BUYING A HOME IS STILL BETTER THAN RENTING – BUT FIRST YOU HAVE TO FIND ONE!
Despite the fact that house prices continue to soar and are still rising faster than salaries are, renting still costs more overall.
However, sales of homes are actually down. But why is this?
Well, the problem is the lower end of the market. In other words, the end that most people need to look in and definitely the price range that a first time buyer would be likely to start in.
In April, the percentage of available homes to buy was down by 9%. As you might expect, in this pressured climate, the amount of time it took to sell the resultant properties fell to only 29 days – the lowest ever recorded by the National Association of Realtors.
The figures for homes being listed for sale rallied a little over the spring period, but they were snapped up even faster still.
The bad news for anyone hoping to get their feet on the first rung of the property ladder is that they are the ones who will be most likely to suffer from this trend.
The lower end of the market is the worst affected. Anyone looking for a modestly priced home (under $100,000) is going to be in major competition because since last year, the number of available properties is down by 17%.
And the next rung up doesn’t fare awfully well either, with homes priced under $250,000 being down by 6% as available to buy.
This may make buyers, particularly first timers or those of modest means, rather frustrated to keep hearing about how cheap it is to buy compared to renting!
It is still cheaper to buy than it is to rent – but a lot here also depends on which house price bracket you are looking at and also, where in the country you are.
As in all things, there are winners and losers in the rent versus buying stakes. If you live in Baton Rouge, Louisiana then it is a whopping 50% cheaper for you to buy your own home than it is to continue to rent.

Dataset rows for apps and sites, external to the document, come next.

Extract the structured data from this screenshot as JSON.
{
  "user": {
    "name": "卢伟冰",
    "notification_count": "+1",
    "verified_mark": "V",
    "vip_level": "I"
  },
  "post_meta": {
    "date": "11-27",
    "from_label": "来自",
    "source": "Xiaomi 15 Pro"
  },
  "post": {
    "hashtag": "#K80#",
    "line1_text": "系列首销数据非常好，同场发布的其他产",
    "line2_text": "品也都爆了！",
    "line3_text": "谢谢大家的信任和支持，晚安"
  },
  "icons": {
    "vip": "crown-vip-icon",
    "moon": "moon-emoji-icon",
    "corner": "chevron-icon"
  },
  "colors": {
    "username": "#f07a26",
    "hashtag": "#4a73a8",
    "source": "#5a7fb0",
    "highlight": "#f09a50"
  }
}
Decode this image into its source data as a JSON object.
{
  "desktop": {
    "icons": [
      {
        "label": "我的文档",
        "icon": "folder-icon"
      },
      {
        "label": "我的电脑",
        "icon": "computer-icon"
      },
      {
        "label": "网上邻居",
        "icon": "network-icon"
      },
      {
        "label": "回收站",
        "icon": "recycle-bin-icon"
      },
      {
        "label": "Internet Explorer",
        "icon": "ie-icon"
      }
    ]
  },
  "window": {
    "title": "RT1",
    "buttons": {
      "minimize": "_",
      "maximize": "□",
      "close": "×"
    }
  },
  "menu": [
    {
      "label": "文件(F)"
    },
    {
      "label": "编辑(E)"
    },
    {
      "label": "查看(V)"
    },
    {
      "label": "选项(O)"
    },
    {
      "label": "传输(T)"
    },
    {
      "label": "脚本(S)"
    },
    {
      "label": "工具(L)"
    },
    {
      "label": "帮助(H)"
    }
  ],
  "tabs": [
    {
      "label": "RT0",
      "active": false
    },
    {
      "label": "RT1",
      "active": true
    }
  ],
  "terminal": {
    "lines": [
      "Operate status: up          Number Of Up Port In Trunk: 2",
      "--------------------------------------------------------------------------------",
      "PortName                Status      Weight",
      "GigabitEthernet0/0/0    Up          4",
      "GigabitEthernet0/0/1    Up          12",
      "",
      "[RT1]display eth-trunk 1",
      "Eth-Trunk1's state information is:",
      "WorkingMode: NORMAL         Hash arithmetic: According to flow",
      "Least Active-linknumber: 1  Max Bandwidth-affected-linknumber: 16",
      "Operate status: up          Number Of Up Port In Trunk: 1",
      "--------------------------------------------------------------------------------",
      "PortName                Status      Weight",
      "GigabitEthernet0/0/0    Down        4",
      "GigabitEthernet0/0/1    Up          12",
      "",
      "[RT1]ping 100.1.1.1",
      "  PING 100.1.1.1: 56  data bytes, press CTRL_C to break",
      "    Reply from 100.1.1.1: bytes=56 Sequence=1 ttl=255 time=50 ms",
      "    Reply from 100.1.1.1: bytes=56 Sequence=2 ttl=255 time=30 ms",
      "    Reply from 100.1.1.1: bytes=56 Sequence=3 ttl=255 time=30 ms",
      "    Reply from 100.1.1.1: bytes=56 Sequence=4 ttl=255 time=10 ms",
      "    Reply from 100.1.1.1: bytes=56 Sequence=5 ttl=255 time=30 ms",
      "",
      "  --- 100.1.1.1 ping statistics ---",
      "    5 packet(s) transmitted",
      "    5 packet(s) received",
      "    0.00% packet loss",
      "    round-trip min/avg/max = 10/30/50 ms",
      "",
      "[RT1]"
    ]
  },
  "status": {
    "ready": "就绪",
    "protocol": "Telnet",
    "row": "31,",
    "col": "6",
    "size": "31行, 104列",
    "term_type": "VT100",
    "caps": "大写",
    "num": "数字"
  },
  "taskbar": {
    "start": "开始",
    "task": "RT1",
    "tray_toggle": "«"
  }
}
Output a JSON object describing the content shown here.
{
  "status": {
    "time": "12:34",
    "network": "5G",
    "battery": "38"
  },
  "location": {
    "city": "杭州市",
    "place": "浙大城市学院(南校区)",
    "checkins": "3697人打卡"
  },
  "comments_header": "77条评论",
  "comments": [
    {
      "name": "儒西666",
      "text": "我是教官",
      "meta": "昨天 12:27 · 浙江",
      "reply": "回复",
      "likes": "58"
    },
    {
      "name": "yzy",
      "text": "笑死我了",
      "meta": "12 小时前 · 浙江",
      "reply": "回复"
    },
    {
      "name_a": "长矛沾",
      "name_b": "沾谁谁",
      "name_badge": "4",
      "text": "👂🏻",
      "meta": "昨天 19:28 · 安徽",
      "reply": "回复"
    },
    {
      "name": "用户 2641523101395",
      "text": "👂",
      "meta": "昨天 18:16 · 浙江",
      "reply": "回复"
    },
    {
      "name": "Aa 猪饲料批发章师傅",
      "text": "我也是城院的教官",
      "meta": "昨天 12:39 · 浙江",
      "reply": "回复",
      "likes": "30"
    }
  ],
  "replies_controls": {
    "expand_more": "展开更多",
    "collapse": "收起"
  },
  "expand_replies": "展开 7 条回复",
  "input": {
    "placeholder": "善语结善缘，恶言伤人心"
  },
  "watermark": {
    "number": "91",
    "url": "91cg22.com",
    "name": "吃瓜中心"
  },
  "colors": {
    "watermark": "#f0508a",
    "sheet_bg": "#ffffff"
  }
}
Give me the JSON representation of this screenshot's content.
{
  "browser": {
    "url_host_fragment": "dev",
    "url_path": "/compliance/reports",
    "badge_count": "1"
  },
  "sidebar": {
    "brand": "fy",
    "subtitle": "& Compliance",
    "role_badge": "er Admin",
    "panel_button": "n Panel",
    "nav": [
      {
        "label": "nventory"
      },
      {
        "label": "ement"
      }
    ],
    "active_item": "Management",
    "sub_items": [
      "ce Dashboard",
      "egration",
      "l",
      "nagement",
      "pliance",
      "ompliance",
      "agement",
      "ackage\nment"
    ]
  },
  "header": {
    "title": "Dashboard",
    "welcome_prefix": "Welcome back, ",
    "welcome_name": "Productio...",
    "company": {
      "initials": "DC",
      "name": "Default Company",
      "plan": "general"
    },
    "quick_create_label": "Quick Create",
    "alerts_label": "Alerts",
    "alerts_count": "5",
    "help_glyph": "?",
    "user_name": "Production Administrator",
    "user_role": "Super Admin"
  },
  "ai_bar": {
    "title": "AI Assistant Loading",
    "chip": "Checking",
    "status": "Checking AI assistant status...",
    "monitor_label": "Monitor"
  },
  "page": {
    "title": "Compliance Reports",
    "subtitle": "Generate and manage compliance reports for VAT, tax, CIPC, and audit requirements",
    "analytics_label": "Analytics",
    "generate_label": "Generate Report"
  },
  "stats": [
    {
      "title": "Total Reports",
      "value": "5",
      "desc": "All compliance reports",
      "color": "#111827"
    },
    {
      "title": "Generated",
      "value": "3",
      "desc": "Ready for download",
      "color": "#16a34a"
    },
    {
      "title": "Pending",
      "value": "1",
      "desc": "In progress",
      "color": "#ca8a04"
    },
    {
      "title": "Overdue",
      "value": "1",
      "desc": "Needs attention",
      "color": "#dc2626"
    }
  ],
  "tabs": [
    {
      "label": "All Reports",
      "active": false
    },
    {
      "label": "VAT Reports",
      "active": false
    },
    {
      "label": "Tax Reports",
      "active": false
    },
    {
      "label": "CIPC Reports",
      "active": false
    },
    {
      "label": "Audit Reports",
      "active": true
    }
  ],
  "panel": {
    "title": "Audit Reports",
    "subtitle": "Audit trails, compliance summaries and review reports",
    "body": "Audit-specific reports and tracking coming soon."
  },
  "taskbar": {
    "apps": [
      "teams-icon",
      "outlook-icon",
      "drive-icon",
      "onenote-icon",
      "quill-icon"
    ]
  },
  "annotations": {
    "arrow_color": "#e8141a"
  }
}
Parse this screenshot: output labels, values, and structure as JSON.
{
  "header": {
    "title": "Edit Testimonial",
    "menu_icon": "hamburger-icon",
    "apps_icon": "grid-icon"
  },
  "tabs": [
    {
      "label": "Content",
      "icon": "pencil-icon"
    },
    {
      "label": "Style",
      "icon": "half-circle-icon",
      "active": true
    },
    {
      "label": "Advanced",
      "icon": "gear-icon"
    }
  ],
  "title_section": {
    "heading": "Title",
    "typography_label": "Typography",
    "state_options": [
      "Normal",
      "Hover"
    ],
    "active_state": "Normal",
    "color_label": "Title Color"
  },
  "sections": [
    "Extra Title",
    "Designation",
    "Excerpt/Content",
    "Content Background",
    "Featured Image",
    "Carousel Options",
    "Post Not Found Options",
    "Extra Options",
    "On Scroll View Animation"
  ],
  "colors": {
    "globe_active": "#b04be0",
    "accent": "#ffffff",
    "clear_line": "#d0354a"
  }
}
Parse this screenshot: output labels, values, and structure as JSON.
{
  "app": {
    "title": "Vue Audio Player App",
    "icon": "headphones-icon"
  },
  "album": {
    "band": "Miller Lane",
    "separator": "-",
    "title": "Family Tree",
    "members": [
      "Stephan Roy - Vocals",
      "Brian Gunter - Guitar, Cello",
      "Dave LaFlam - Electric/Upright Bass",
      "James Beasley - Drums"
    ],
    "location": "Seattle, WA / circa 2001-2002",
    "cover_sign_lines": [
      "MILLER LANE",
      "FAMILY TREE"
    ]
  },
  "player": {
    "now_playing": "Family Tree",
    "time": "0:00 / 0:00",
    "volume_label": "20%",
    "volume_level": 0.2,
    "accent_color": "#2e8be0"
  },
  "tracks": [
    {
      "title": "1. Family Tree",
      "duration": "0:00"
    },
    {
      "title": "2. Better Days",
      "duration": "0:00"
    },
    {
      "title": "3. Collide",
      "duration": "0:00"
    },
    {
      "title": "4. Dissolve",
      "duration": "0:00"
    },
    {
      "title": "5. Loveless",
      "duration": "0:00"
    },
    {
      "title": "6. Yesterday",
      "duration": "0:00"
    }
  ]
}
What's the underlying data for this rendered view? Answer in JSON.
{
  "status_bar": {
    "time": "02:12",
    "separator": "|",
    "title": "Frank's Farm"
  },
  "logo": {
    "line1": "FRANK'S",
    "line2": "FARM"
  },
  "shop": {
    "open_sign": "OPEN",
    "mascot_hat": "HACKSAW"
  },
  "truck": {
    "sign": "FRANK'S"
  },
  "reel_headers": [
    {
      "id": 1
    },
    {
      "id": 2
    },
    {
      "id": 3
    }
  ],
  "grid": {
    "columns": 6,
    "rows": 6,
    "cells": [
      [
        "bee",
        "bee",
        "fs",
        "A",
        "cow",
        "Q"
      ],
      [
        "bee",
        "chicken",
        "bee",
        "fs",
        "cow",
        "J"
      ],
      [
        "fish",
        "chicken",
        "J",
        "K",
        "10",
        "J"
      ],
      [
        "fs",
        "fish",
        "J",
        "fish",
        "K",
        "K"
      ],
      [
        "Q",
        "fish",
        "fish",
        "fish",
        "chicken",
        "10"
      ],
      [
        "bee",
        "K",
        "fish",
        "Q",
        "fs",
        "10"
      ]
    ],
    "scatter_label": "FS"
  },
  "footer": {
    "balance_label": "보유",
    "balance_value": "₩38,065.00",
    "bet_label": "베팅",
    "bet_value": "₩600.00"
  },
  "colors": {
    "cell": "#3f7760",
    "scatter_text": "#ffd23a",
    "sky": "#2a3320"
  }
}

However, switch that to San Jose in California and the difference is marginal – it is only cheaper by 3.5%. These figures are based on a mortgage of thirty years fixed and a 20% deposit.
Your decision to buy is still a highly personal one and based on more things than price alone – but it is a factor that you can ill afford to ignore unfortunately.
Taking advantage of the savings on offer provided by buying is great – if you can actually find a place to buy in the first place!